Quant Funds Shed Billions as Wall Street’s Hottest Trends Falter

(Bloomberg) — The triumphant comeback of quant-investing strategies on Wall Street is suddenly on shaky ground as virtually all of 2022’s hottest market trends get derailed in the new year.

Investors have been rushing to price an end to monetary tightening and a potential soft landing for the US economy, defying hawkish messages from the Federal Reserve. All that has revived megacap tech stocks and curbed broad-based gains in equity benchmarks.

That’s exactly the type of environment that works against many systematic strategies, which tend to benefit from wider dispersion in stock performance or which surf enduring price trends. The cohort had been enjoying a banner two years as inflation and surging borrowing costs fueled strong cross-market currents and finally ended the dominance of giant tech shares. 

Now, a typical portfolio that slices and dices the equity landscape by factors like how cheap companies trade has lost money for four straight weeks, according to a Bloomberg-GSAM index, the worst streak since 2019. A gauge of alternative risk premia — factors across asset classes — is on the worst run since 2020. 

Thank a fickle market that’s been rising or retreating on every word of central bankers — like Tuesday, when dovish comments from Fed Chair Jerome Powell triggered a rally that quickly flipped when he turned more hawkish.

Meanwhile, Commodity Trading Advisors, which surf price trends by trading futures, have gone nowhere in the past few months, even as they finished their best annual performance since at least 2000. 

Early evidence suggests shifting risk appetite is taking a toll on appetite for quant strategies. Smart-beta equity ETFs — which typically offer long-only versions of factors — posted outflows of about $4.8 billion in January. The sector is just one part of the quant world, but that was the largest monthly exit in at least four years.

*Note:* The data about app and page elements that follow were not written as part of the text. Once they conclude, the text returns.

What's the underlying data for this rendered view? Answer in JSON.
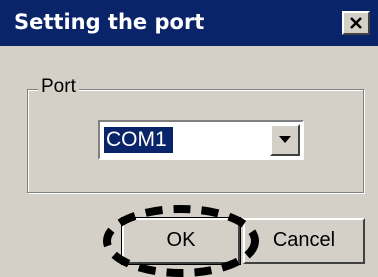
{
  "window": {
    "title": "Setting the port",
    "close_icon": "close-icon"
  },
  "port_group": {
    "label": "Port",
    "selected_value": "COM1",
    "dropdown_icon": "chevron-down-icon"
  },
  "buttons": {
    "ok_label": "OK",
    "cancel_label": "Cancel"
  },
  "annotation": {
    "highlight_icon": "dashed-oval-highlight",
    "highlight_color": "#000000"
  },
  "colors": {
    "titlebar": "#0a246a",
    "face": "#d4d0c8",
    "selection": "#0a246a"
  }
}
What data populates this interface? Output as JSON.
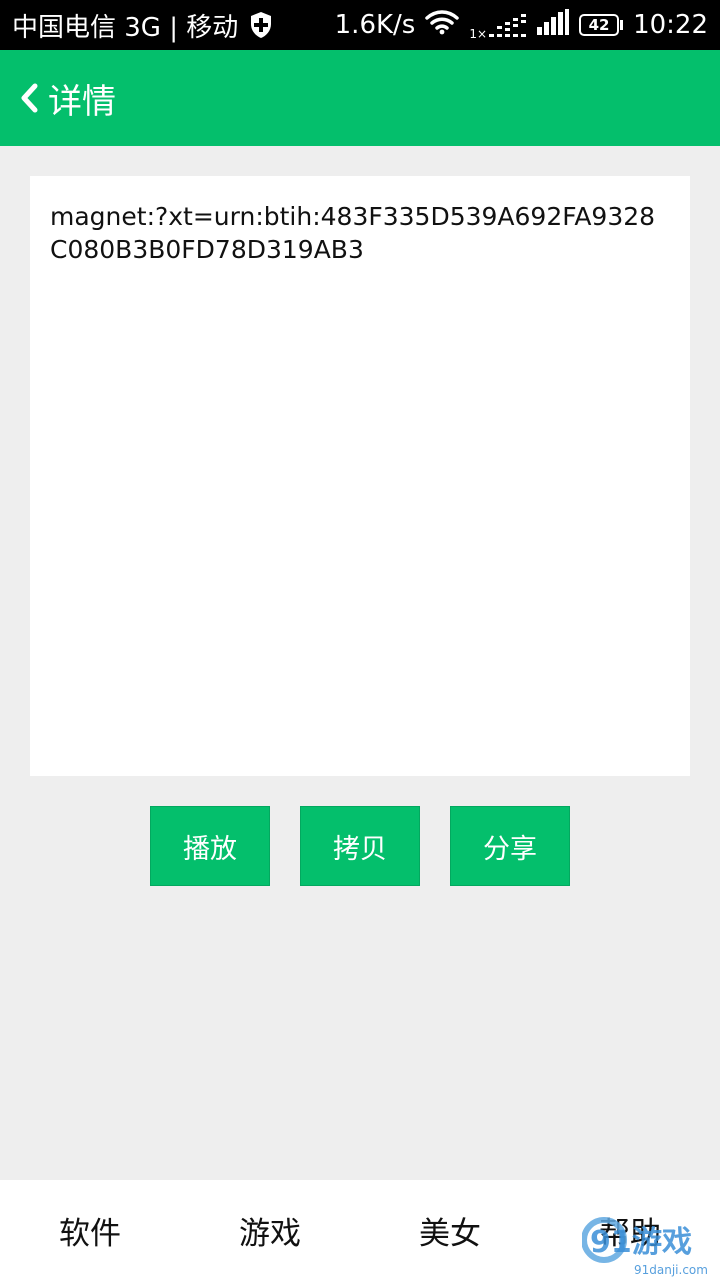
{
  "status_bar": {
    "carrier": "中国电信 3G | 移动",
    "speed": "1.6K/s",
    "signal_label": "1×",
    "battery_level": "42",
    "time": "10:22",
    "icons": [
      "shield-icon",
      "wifi-icon",
      "data-signal-icon",
      "cell-signal-icon",
      "battery-icon"
    ]
  },
  "app_bar": {
    "title": "详情",
    "back_icon": "chevron-left-icon",
    "color": "#04bf6c"
  },
  "detail": {
    "link_text": "magnet:?xt=urn:btih:483F335D539A692FA9328C080B3B0FD78D319AB3"
  },
  "actions": {
    "play_label": "播放",
    "copy_label": "拷贝",
    "share_label": "分享"
  },
  "bottom_nav": {
    "items": [
      "软件",
      "游戏",
      "美女",
      "帮助"
    ]
  },
  "watermark": {
    "logo_text": "91游戏",
    "site_text": "91danji.com"
  }
}
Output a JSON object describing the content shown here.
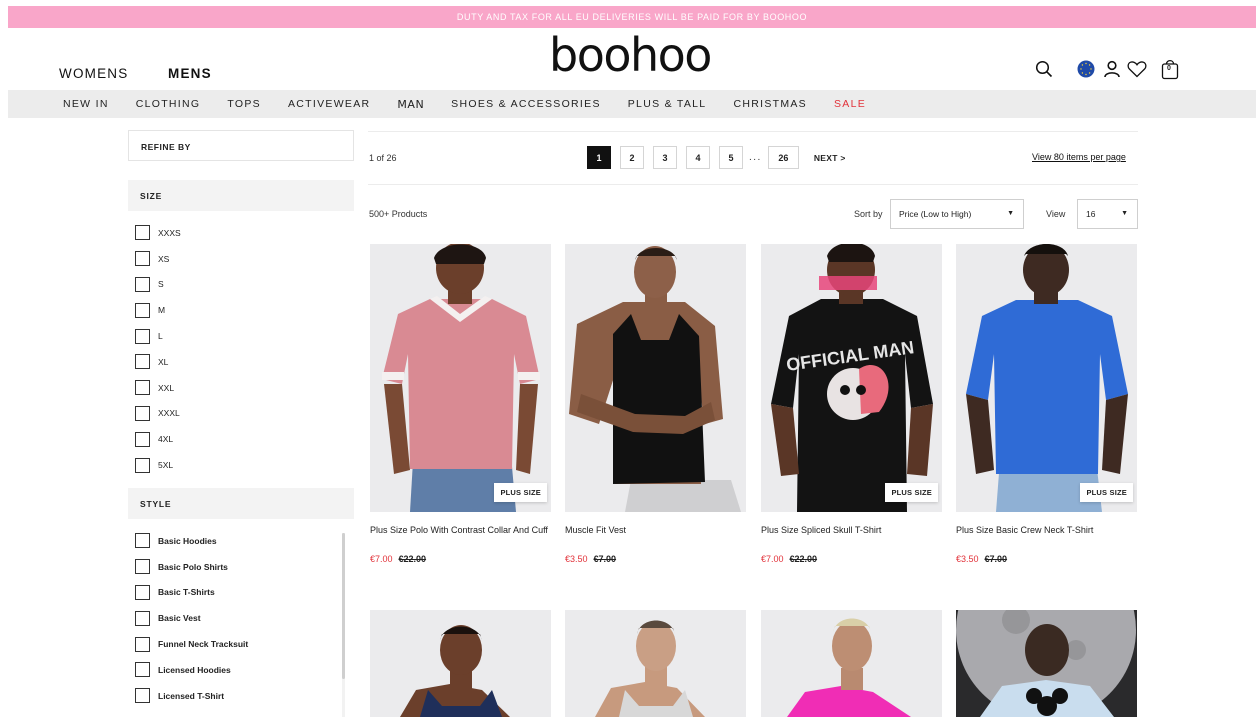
{
  "promo": "DUTY AND TAX FOR ALL EU DELIVERIES WILL BE PAID FOR BY BOOHOO",
  "brand": "boohoo",
  "gender_tabs": [
    "WOMENS",
    "MENS"
  ],
  "header_icons": [
    "search-icon",
    "eu-flag-icon",
    "account-icon",
    "wishlist-heart-icon",
    "bag-icon"
  ],
  "bag_count": "0",
  "nav": [
    "NEW IN",
    "CLOTHING",
    "TOPS",
    "ACTIVEWEAR",
    "MAN",
    "SHOES & ACCESSORIES",
    "PLUS & TALL",
    "CHRISTMAS",
    "SALE"
  ],
  "colors": {
    "promo": "#f9a6c9",
    "sale": "#e2323a",
    "nav_bg": "#ececec"
  },
  "refine_label": "REFINE BY",
  "size_facet": {
    "title": "SIZE",
    "options": [
      "XXXS",
      "XS",
      "S",
      "M",
      "L",
      "XL",
      "XXL",
      "XXXL",
      "4XL",
      "5XL"
    ]
  },
  "style_facet": {
    "title": "STYLE",
    "options": [
      "Basic Hoodies",
      "Basic Polo Shirts",
      "Basic T-Shirts",
      "Basic Vest",
      "Funnel Neck Tracksuit",
      "Licensed Hoodies",
      "Licensed T-Shirt"
    ]
  },
  "pagination": {
    "status": "1 of 26",
    "pages": [
      "1",
      "2",
      "3",
      "4",
      "5"
    ],
    "ellipsis": "...",
    "last": "26",
    "next": "NEXT >",
    "current": "1"
  },
  "per_page_link": "View 80 items per page",
  "total": "500+ Products",
  "sort": {
    "label": "Sort by",
    "value": "Price (Low to High)"
  },
  "view": {
    "label": "View",
    "value": "16"
  },
  "products": [
    {
      "name": "Plus Size Polo With Contrast Collar And Cuff",
      "price": "€7.00",
      "was": "€22.00",
      "badge": "PLUS SIZE"
    },
    {
      "name": "Muscle Fit Vest",
      "price": "€3.50",
      "was": "€7.00",
      "badge": ""
    },
    {
      "name": "Plus Size Spliced Skull T-Shirt",
      "price": "€7.00",
      "was": "€22.00",
      "badge": "PLUS SIZE"
    },
    {
      "name": "Plus Size Basic Crew Neck T-Shirt",
      "price": "€3.50",
      "was": "€7.00",
      "badge": "PLUS SIZE"
    }
  ],
  "artwork_text": "OFFICIAL MAN"
}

Meanwhile, a CTA-mimicking fund that was one of the most in-demand ETFs of 2022 is seeing mounting outflows.

“There have been a lot of tourists,” said Nicolas Rabener, founder of financial research firm Finominal. “Not all those folks who have allocated believe or understand the role of those strategies.”

These performance-chasing investors are likely calculating that if the Federal Reserve can tame inflation without triggering a US recession, it flips the outlook for rules-based strategies that have ridden the powerful trends of the past two years. 

While a few smart-beta styles — like growth — could actually benefit in the new regime, most thrived when the giant tech stocks weren’t dominating market performance. Factor investing enjoyed the best year in a decade in 2022, according to Finominal, as approaches including value, quality, low volatility and momentum all advanced while broad equity indexes fell. 

The potential revival of megacap tech stocks is bad news because many of these factors are effectively betting against those names as part of their long-short portfolios. Even in smart-beta ETFs, which don’t have a short component, funds suffer because they’re under-exposed on the long side.

Smart-beta excess returns for last year.

At Seven Investment Management LLP, the team in recent months has been cutting their overweights on value and small-caps.

“Everything feels more balanced than it did a year or so ago — valuations in bonds, equity markets in general and especially the parts of the market like tech that were more pronounced as outliers,” said Matthew Yeates, deputy chief investment officer at Seven, which oversees about £19 billion ($23 billion).

There’s no guarantee the widespread reversal of last year’s market trends will endure. Broad stock gauges slumped late last week when US employment data came in hotter-than-expected, giving the Fed a green light to keep policy tight. 

Higher yields, a weaker economy or a combination of the two could quickly see the trends of 2022 return to the market. 

Those helped power a 27% surge for a Societe Generale SA index of trend-following CTAs last year. Touting an easy-access version of a CTA strategy, the iM DBi Managed Futures Strategy ETF (ticker DBMF), exploded from $60 million in assets at the start of 2022 to around $1 billion in October.

But CTAs largely stumbled in November with the index falling 6%. DBMF lost 8.8%, and the fund posted outflows in December and January. 

“Most of the investors have always viewed DBMF as a long-term allocation, but whenever you have something that is up as much as this ETF was you also get a lot of hot money,” said Andrew Beer, founder of Dynamic Beta Investments and co-manager of DBMF. “The reality is people chase performance. If you want to have successful allocation to managed futures as a strategy you shouldn’t be thinking about what happened over the last three months but what is going to happen over the next years.”